“Dalagang Filipina ako,” we Pinays often say to avoid blush-inducing conversations. We mostly shy away from sensitive topics—but some things do need to be heard.
The vulva is the external part of the female genital area. It includes the mons pubis, or mound of fatty tissue over the pubic bone; the outer and inner labia; the clitoris; the urinary and vaginal openings; and the perineum, or skin between the vagina and the anus. Because the skin and tissues of the vulva are very delicate, the area is susceptible to irritation and inflammation. Many women experience discomfort or pain in this area at some time in their lives, which can cause considerable distress and interfere with sexual functioning and self-image.
Sydney-based dermatologist Gayle Fischer, M.D. and gynecologist Jennifer Bradford, M.D. have treated women with complex vulvar conditions. Below is their guide to demystifying vulval problems.
Vulval discomfort can take a wide variety of forms: itching, burning, pain, soreness, swelling, lumps, ulcers and vaginal discharge. It is important to understand that a particular symptom does not necessarily mean a particular diagnosis; any vulval symptom may be due to just about any vulval diagnosis.
This discomfort can often remain unnoticed until severe. Some women with badly inflamed vulval skin don’t even notice discomfort on entry to their vaginas, but will seek help from their doctors when they have deep dyspareunia, or abdominal pain during sex because of pelvic muscle spasm. These women are not ‘neurotic’: the natural lack of pain sensation in their vulval and vaginal regions allowed the inflammation to become severe without their realizing it.
Cycles of vulval discomfort
Sometimes, vulval discomfort may be worse at a particular time of the month, often during periods. This cycling discomfort is usually due either to thrush or to an allergy to the body’s natural estrogen production. Estrogen allergy is something that has been suspected for some time, and recently proven to exist by research done by Dr. Fischer and her colleagues. It should be stressed, however, that the oral contraceptive pill does not cause or exacerbate an estrogen allergy, which is caused by a woman’s own natural estrogens.

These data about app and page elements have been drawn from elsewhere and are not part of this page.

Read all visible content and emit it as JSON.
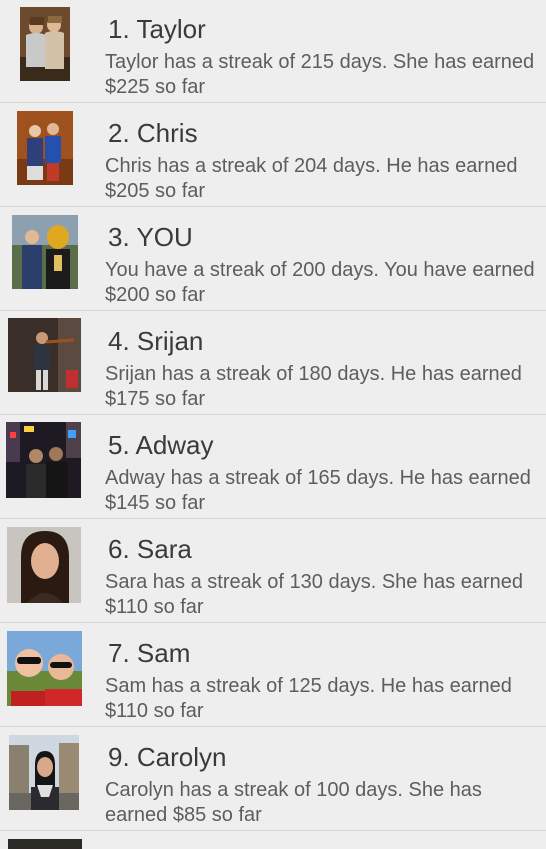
{
  "leaderboard": {
    "items": [
      {
        "name": "1. Taylor",
        "desc": "Taylor has a streak of 215 days. She has earned $225 so far",
        "thumb": "photo-two-people-icon"
      },
      {
        "name": "2. Chris",
        "desc": "Chris has a streak of 204 days. He has earned $205 so far",
        "thumb": "photo-couple-icon"
      },
      {
        "name": "3. YOU",
        "desc": "You have a streak of 200 days. You have earned $200 so far",
        "thumb": "photo-mascot-icon"
      },
      {
        "name": "4. Srijan",
        "desc": "Srijan has a streak of 180 days. He has earned $175 so far",
        "thumb": "photo-violinist-icon"
      },
      {
        "name": "5. Adway",
        "desc": "Adway has a streak of 165 days. He has earned $145 so far",
        "thumb": "photo-night-city-icon"
      },
      {
        "name": "6. Sara",
        "desc": "Sara has a streak of 130 days. She has earned $110 so far",
        "thumb": "photo-portrait-icon"
      },
      {
        "name": "7. Sam",
        "desc": "Sam has a streak of 125 days. He has earned $110 so far",
        "thumb": "photo-selfie-sunglasses-icon"
      },
      {
        "name": "9. Carolyn",
        "desc": "Carolyn has a streak of 100 days. She has earned $85 so far",
        "thumb": "photo-street-portrait-icon"
      }
    ]
  }
}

You may have had the frustrating experience of being told by your doctor that they cannot see any visible abnormality on your vulval skin, despite your discomfort in the area. The problem with recognizing vulvar skin problems is that they do not look the same as when they occur on outside skin. The local conditions of heat, wetness and friction modify the textbook signs of skin disease when it occurs on the vulva, so it may look normal, when in fact there may be a subtle, but significant, rash on it.
Vulval symptoms: often dermatologic, not gynecologic
Most women with vulval symptoms actually have ordinary dermatitis, also known as eczema. Normally simple dermatological diagnoses are often missed by doctors because they are looking for a gynecological problem.
Even when a skin diagnosis is considered, the treatment is often not effective because dermatological treatment principles need to be modified to work effectively on vulval skin: